In my point of view, big private and governmental debts and extreme leveraging of the economy, as characteristic of the western capitalistic system, has overcome the limits. Countries with huge debt become vulnerable against the international markets. In our specific case, Greece is trapped in a vicious cycle, due to the austerity measures applied in the economy. These austerity measures, imposed by the European authorities, drive to strangle the market and consequently result in even lower income for the government and less sustainable debt.

Greece cannot apply monetary policy, as the US did successfully, to get out of the crisis. This is because the Euro is the common currency in different countries with different interests, or even conflict of interests. Therefore, on one hand, measurements that could help Greece are creating problems for Germany and vice versa.

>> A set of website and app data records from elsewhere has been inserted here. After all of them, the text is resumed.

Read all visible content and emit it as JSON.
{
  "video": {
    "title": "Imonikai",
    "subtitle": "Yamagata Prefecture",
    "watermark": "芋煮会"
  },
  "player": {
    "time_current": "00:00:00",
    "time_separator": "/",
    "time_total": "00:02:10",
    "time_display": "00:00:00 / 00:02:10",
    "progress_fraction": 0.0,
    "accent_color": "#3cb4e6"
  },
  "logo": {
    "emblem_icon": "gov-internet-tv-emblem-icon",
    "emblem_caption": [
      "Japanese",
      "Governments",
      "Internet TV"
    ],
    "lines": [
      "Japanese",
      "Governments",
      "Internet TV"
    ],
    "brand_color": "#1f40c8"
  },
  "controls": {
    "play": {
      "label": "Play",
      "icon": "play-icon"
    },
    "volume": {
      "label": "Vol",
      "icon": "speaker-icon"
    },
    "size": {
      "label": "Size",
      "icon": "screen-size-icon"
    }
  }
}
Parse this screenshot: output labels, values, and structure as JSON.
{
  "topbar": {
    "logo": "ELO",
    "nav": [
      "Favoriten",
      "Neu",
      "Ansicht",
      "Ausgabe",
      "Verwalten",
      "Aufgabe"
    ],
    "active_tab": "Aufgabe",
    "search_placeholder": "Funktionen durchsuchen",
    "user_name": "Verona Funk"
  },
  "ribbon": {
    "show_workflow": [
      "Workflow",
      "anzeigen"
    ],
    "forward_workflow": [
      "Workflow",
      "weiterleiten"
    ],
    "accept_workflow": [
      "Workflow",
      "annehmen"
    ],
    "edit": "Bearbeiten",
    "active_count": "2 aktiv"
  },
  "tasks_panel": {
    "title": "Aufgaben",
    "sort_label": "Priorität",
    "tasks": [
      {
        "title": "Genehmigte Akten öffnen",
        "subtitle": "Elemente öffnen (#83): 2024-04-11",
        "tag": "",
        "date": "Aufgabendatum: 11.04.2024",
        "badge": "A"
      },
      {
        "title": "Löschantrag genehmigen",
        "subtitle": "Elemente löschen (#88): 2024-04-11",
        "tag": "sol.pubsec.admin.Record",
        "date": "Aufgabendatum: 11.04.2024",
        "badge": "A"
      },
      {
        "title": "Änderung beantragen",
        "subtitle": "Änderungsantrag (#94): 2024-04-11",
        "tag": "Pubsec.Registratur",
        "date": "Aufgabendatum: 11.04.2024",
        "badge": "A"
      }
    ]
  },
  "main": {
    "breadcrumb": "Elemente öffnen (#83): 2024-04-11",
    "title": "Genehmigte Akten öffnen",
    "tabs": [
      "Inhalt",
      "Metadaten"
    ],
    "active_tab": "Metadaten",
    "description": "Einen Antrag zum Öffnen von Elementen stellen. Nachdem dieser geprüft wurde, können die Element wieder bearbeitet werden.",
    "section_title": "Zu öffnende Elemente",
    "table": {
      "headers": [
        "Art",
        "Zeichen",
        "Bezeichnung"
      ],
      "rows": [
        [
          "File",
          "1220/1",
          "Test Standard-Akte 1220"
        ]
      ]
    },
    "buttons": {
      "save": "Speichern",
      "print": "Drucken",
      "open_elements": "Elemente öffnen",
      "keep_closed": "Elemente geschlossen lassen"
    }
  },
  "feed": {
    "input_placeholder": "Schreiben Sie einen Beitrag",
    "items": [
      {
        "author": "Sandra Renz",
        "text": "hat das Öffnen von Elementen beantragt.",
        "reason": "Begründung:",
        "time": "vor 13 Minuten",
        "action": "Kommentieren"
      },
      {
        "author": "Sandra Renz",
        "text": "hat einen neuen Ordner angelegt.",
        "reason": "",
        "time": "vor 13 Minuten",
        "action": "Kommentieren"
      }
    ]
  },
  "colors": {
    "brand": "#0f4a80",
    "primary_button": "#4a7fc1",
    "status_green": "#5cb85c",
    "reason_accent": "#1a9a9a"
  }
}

On the other hand, Greece must not get out of Eurozone (Grexit) because this would be a catastrophe for the country, leading to uncontrolled default of the country with unknown consequences, even in the global economy.

This means that in parallel with reforming the Greek economy in order to be more competitive (the Greek governments should work more on this), radical solutions should be applied to reduce the Greek debt (haircut) and revamp the market. We must not forget that similar problems are facing the whole South of Europe, even in countries with strong industrial bases. Therefore, a solution is crucial and of utmost importance to all the western society, not only Greece.

Read more on our exchange students and their experiences!

For more information on exchange programs coordinated by the Ahlers Center, visit our semester exchange website.